The Undying Apathy Of Imogen Shroud is LIVE … ish. The page is up but it’s not available for sale yet. I’ve spent the morning being assaulted by the usual massive waves of doubt and second-guessing, but I think at this point I just have to push my book out of the nest and let it do what it must.

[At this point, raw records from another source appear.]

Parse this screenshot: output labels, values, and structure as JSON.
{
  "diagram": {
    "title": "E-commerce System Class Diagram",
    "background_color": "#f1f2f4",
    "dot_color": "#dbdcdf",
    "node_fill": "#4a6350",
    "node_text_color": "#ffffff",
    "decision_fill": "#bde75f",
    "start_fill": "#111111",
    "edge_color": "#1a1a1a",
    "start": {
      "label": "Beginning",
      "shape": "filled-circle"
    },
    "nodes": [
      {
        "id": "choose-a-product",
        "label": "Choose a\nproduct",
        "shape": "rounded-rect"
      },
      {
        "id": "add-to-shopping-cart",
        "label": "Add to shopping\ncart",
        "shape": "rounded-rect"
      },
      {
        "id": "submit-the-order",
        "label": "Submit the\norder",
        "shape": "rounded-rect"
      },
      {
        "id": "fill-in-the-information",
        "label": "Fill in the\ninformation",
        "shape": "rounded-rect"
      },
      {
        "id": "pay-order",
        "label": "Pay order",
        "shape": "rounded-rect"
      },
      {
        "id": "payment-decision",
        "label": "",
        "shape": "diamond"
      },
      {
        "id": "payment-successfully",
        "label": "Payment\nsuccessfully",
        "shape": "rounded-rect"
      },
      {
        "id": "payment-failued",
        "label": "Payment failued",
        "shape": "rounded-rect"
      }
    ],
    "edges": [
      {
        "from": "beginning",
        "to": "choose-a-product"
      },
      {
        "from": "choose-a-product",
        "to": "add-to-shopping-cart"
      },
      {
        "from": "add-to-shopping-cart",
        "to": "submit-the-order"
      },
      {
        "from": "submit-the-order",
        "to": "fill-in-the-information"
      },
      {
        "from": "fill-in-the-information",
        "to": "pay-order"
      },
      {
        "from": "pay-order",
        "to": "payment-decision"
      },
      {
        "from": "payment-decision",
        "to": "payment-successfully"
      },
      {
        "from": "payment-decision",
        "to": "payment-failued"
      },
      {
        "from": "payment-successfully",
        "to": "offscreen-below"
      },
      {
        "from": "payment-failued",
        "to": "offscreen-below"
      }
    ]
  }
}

Meanwhile, I distract myself with my LibraryThing giveaway, which has totally exceeded my expectations. 26 people have already signed up for a free copy! I should’ve just made it a one week limit–but we live and learn. I’m tempted to do another one right now, but I’ll wait until this one’s finished. I think it’s best to do these things one at a time, after it’s done I’m going to have 25 people to email, that’s enough work. These people putting 200 copies up for grabs are nuts! Just thinking about writing 200 emails makes me shiver. I think it’s better to keep it small, manageable, and more personal. One thing I probably should have done is put a link to the Amazon page, so interested people could try a sample. Next time. Speaking of that, I think I’ll do a giveaway of Birds Of Passage next, it’s the book I have out now that’s gathered the most generally positive feedback, and the only one of my books with reviews, even though (aside from The Boy & Little Witch) it’s my lowest-seller (I actually think that says a lot about it; not for everyone, but those who like it really like it). I actually got a critique about the blurb today, basically saying it’s too long and too odd. But it’s a long and slightly odd book, so I think people who enjoy the blurb, who are intrigued enough to try a sample, will more likely be the sorts of people who’ll enjoy the book.
Actually, let’s talk about that for a moment. There seems to be a general trend towards imposing these rules on blurbs–make it short, make it punchy, and generally I think these are good ideas. Certainly Imogen Shroud’s blurb is very short and fairly punchy, but it’s a short(ish), punchy book, fast-paced with a lot of external conflict (it’s a zombie story, so, well, yes). But sometimes a book isn’t short or punchy, sometimes a book is more of a slowburn kind of thing, and when that’s the case, my (unqualified) feeling is that a short, punchy blurb is almost like false advertising. I could write something for Birds Of Passage that presented it as, I don’t know–a blurb that focused on the more exciting aspects of the story, the powers, the external conflicts, the ‘quest’. But the book is more about relationships, the powers are important and interesting, yes, but the characters form the core of the book. Characters, and mysteries.
Another point that was brought up was that potential readers wouldn’t read a blurb that long (it’s not THAT long, actually, I think less than four hundred words, I’ve seen far longer), but really … if you’re not even going to read a slightly-longer-than-usual blurb, you’re not going to read this book. And for me personally, it’s not the length of a blurb that puts me off, it’s the content. I stop reading when I start getting bored–which could be in the first sentence. But I’ll read a thousand-word blurb if it keeps my interest–or more often I’ll stop halfway through to grab the sample, because it’s convinced me to give the book a try.
Still, it’s good to think about these things. And yes, full disclosure, it hurt to have my blurb challenged. But the pain fades, and the usefulness of external opinions remains.
Even so, I’m not going to change the blurb. I guess what it comes down to is this: I believe that it accurately reflects the book. It’s not the punchiest or hookiest in the world, but neither is the book the punchiest or hookiest–Birds of Passage is a hard sell, I accept this, and not for everyone, so I think ‘intrigue’ is a good angle. If I read that blurb, I’d be interested enough to grab a sample. Others won’t be. But that’s fine. What’s the second rule for indie authors? “Your book isn’t for everyone.” Birds of Passage will never be, I predict, a huge hit. But I think out of all my books, it’s the one that certain people will like the most. My ‘cultiest’ book, if you will.
Time for a lovely bit of muffin?